*What is being asked*.
Read through the entries below and copy each line where "icon" turns up.

*Information supplied*.

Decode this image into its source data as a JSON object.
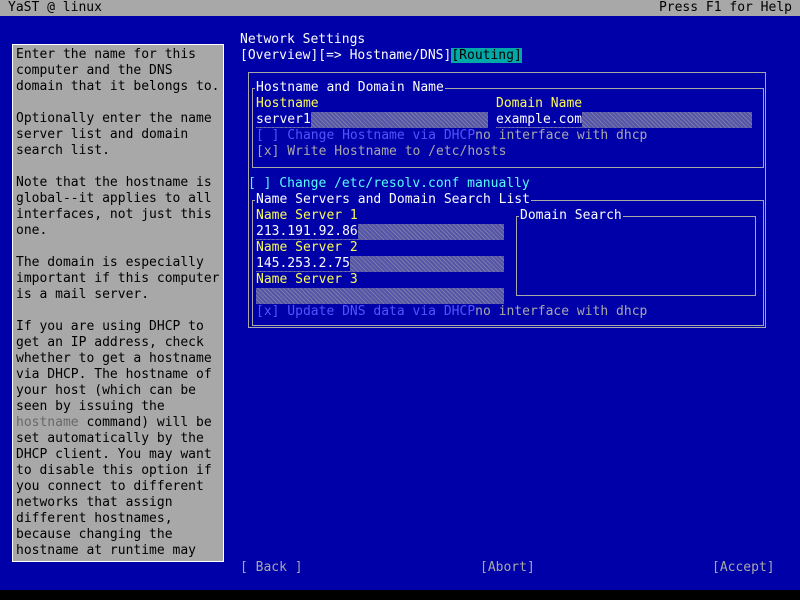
{
  "titlebar": {
    "left": "YaST @ linux",
    "right": "Press F1 for Help"
  },
  "help": {
    "paragraphs": [
      "Enter the name for this computer and the DNS domain that it belongs to.",
      "Optionally enter the name server list and domain search list.",
      "Note that the hostname is global--it applies to all interfaces, not just this one.",
      "The domain is especially important if this computer is a mail server."
    ],
    "dhcp_before": "If you are using DHCP to get an IP address, check whether to get a hostname via DHCP. The hostname of your host (which can be seen by issuing the ",
    "dhcp_cmd": "hostname",
    "dhcp_after": " command) will be set automatically by the DHCP client. You may want to disable this option if you connect to different networks that assign different hostnames, because changing the hostname at runtime may"
  },
  "dialog": {
    "title": "Network Settings",
    "tabs": [
      "[Overview]",
      "[=> Hostname/DNS]",
      "[Routing]"
    ]
  },
  "hostname_frame": {
    "legend": "Hostname and Domain Name",
    "hostname_label": "Hostname",
    "hostname_value": "server1",
    "domain_label": "Domain Name",
    "domain_value": "example.com",
    "change_dhcp": "[ ] Change Hostname via DHCP",
    "change_dhcp_note": "no interface with dhcp",
    "write_hosts": "[x] Write Hostname to /etc/hosts"
  },
  "resolv_manual": "[ ] Change /etc/resolv.conf manually",
  "dns_frame": {
    "legend": "Name Servers and Domain Search List",
    "ns1_label": "Name Server 1",
    "ns1_value": "213.191.92.86",
    "ns2_label": "Name Server 2",
    "ns2_value": "145.253.2.75",
    "ns3_label": "Name Server 3",
    "ns3_value": "",
    "domain_search_label": "Domain Search",
    "update_dns": "[x] Update DNS data via DHCP",
    "update_dns_note": "no interface with dhcp"
  },
  "buttons": {
    "back": "[ Back ]",
    "abort": "[Abort]",
    "accept": "[Accept]"
  },
  "colors": {
    "background": "#0000a8",
    "panel": "#a8a8a8",
    "accent": "#fcfc54",
    "focus": "#00a8a8"
  }
}
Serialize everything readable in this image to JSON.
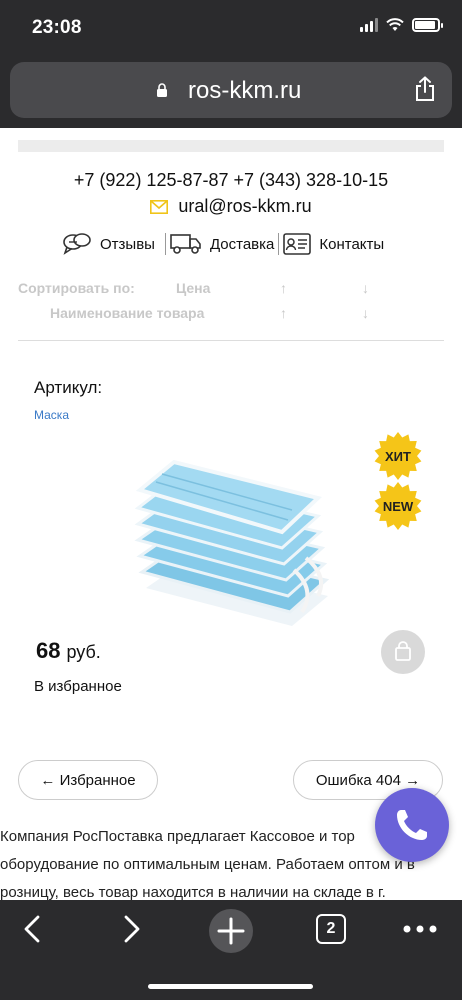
{
  "status_bar": {
    "time": "23:08",
    "battery_level": 0.9
  },
  "url_bar": {
    "url": "ros-kkm.ru"
  },
  "header": {
    "phones": "+7 (922) 125-87-87 +7 (343) 328-10-15",
    "email": "ural@ros-kkm.ru",
    "menu": [
      {
        "label": "Отзывы",
        "icon": "chat-bubbles-icon"
      },
      {
        "label": "Доставка",
        "icon": "truck-icon"
      },
      {
        "label": "Контакты",
        "icon": "contact-card-icon"
      }
    ]
  },
  "sort": {
    "label": "Сортировать по:",
    "price": "Цена",
    "name": "Наименование товара",
    "up": "↑",
    "down": "↓"
  },
  "product": {
    "article_label": "Артикул:",
    "category": "Маска",
    "badges": [
      "ХИТ",
      "NEW"
    ],
    "price": "68",
    "currency": "руб.",
    "favorite": "В избранное"
  },
  "navigation": {
    "prev": "← Избранное",
    "next": "Ошибка 404 →"
  },
  "description": [
    "Компания РосПоставка предлагает Кассовое и тор",
    "оборудование по оптимальным ценам. Работаем оптом и в",
    "розницу, весь товар находится в наличии на складе в г."
  ],
  "toolbar": {
    "tabs_count": "2"
  },
  "colors": {
    "badge": "#f5c518",
    "link": "#3a7ac7",
    "call_button": "#6a62d8",
    "chrome": "#2b2b2d"
  }
}
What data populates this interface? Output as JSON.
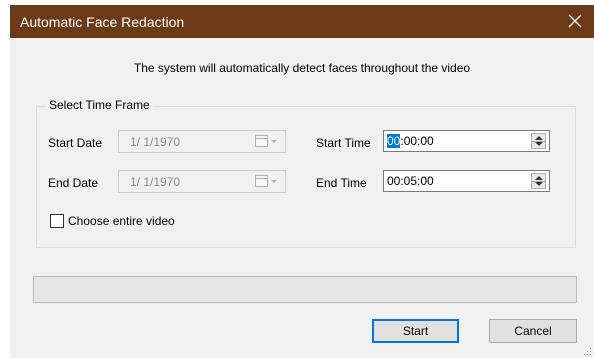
{
  "window": {
    "title": "Automatic Face Redaction",
    "accent": "#6b3a17"
  },
  "subtitle": "The system will automatically detect faces throughout the video",
  "time_frame": {
    "group_label": "Select Time Frame",
    "start_date_label": "Start Date",
    "start_date_value": "1/  1/1970",
    "end_date_label": "End Date",
    "end_date_value": "1/  1/1970",
    "start_time_label": "Start Time",
    "start_time_selected": "00",
    "start_time_rest": ":00:00",
    "end_time_label": "End Time",
    "end_time_value": "00:05:00"
  },
  "entire_video": {
    "label": "Choose entire video",
    "checked": false
  },
  "progress": {
    "value": 0
  },
  "buttons": {
    "start": "Start",
    "cancel": "Cancel"
  }
}
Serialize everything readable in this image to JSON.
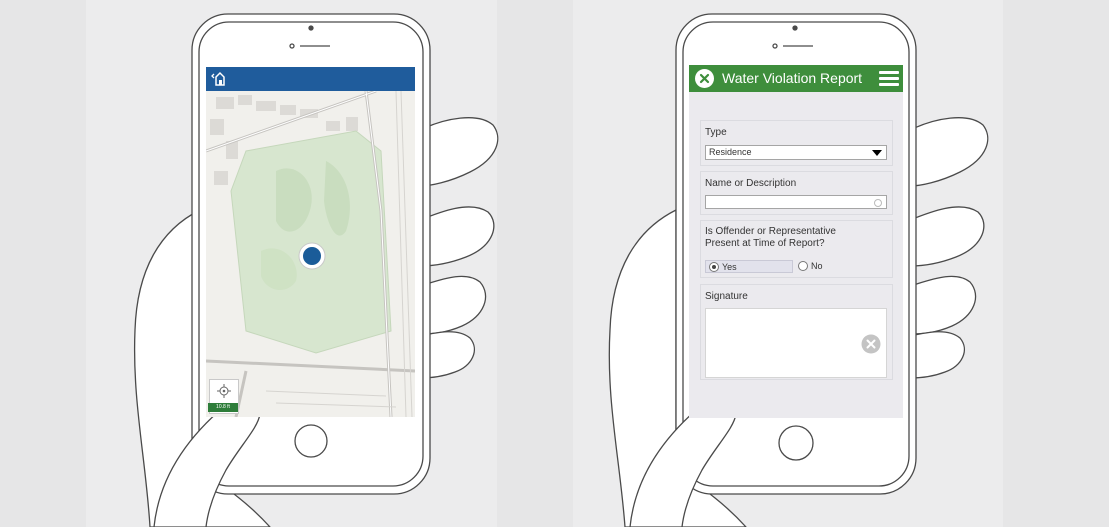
{
  "map_app": {
    "header_color": "#1f5c9c",
    "home_icon": "home-back-icon",
    "locate_icon": "crosshair-icon",
    "scale_label": "10.8 ft",
    "location_marker_color": "#1a5c99"
  },
  "form_app": {
    "header_color": "#3e8e3c",
    "title": "Water Violation Report",
    "close_icon": "close-icon",
    "menu_icon": "hamburger-menu-icon",
    "fields": {
      "type": {
        "label": "Type",
        "value": "Residence"
      },
      "name": {
        "label": "Name or Description",
        "value": ""
      },
      "present": {
        "label_line1": "Is Offender or Representative",
        "label_line2": "Present at Time of Report?",
        "options": [
          "Yes",
          "No"
        ],
        "selected": "Yes"
      },
      "signature": {
        "label": "Signature"
      }
    }
  }
}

*Response area*.
        "icon": "chat-bubbles-icon"
        "icon": "truck-icon"
        "icon": "contact-card-icon"
    "home_icon": "home-back-icon",
    "locate_icon": "crosshair-icon",
    "close_icon": "close-icon",
    "menu_icon": "hamburger-menu-icon",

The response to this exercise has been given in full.